[Collection entries]
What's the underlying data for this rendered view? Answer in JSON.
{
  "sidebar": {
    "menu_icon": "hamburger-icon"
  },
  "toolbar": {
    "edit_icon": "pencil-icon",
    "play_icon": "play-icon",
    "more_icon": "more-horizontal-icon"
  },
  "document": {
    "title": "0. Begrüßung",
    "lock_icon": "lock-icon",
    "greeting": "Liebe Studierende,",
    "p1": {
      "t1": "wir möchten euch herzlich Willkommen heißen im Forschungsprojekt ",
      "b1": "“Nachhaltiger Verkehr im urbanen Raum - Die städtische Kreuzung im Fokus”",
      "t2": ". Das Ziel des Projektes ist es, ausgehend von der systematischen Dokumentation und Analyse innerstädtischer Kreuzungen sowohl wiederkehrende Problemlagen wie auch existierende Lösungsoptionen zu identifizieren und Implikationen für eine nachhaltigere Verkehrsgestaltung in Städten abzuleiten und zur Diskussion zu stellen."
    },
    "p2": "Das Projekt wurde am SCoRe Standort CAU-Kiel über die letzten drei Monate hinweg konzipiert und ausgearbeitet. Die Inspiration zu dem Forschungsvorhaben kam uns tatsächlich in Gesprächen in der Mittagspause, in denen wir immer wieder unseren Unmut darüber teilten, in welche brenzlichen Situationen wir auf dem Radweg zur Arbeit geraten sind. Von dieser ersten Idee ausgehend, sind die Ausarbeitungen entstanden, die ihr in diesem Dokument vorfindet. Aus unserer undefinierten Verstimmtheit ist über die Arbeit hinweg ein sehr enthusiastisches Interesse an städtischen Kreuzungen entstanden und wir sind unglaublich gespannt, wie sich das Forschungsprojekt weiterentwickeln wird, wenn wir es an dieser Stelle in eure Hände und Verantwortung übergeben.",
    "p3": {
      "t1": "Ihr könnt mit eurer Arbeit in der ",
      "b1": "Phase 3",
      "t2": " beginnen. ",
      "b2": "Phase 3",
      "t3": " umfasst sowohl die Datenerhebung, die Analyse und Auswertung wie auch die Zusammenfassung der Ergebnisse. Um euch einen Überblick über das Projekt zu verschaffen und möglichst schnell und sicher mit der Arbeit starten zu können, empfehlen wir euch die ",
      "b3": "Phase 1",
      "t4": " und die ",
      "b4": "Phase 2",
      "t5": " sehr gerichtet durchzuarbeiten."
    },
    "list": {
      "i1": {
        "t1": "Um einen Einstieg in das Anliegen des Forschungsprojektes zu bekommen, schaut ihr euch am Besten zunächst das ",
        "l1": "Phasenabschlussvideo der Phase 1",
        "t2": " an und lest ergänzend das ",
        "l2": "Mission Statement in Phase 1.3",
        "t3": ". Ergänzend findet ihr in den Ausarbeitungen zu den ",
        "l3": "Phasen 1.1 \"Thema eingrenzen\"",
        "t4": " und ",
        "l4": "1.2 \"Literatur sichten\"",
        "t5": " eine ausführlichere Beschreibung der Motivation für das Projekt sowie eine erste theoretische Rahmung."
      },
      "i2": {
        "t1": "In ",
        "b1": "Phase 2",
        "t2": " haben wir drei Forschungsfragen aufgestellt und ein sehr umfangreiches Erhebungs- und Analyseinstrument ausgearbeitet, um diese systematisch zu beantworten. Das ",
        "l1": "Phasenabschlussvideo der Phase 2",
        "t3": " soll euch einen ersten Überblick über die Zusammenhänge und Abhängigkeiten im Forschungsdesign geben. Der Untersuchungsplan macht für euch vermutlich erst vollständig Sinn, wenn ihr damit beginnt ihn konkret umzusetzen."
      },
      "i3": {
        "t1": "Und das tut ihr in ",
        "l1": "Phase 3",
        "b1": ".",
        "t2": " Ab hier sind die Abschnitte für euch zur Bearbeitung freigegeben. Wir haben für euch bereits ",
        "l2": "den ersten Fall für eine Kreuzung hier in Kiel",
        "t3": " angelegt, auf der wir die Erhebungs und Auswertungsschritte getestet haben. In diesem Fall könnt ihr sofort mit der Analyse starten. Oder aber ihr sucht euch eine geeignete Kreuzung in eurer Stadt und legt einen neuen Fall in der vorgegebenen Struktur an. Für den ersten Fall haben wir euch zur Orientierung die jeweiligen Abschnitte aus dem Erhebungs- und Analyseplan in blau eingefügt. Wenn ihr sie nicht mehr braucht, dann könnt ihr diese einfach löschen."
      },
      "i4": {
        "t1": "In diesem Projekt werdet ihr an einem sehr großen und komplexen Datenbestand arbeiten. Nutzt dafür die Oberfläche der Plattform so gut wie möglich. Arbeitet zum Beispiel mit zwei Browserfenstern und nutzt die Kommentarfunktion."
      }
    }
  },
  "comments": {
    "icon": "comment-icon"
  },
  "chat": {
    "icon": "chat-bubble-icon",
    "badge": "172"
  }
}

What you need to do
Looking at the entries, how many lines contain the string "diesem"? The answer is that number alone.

Solution
3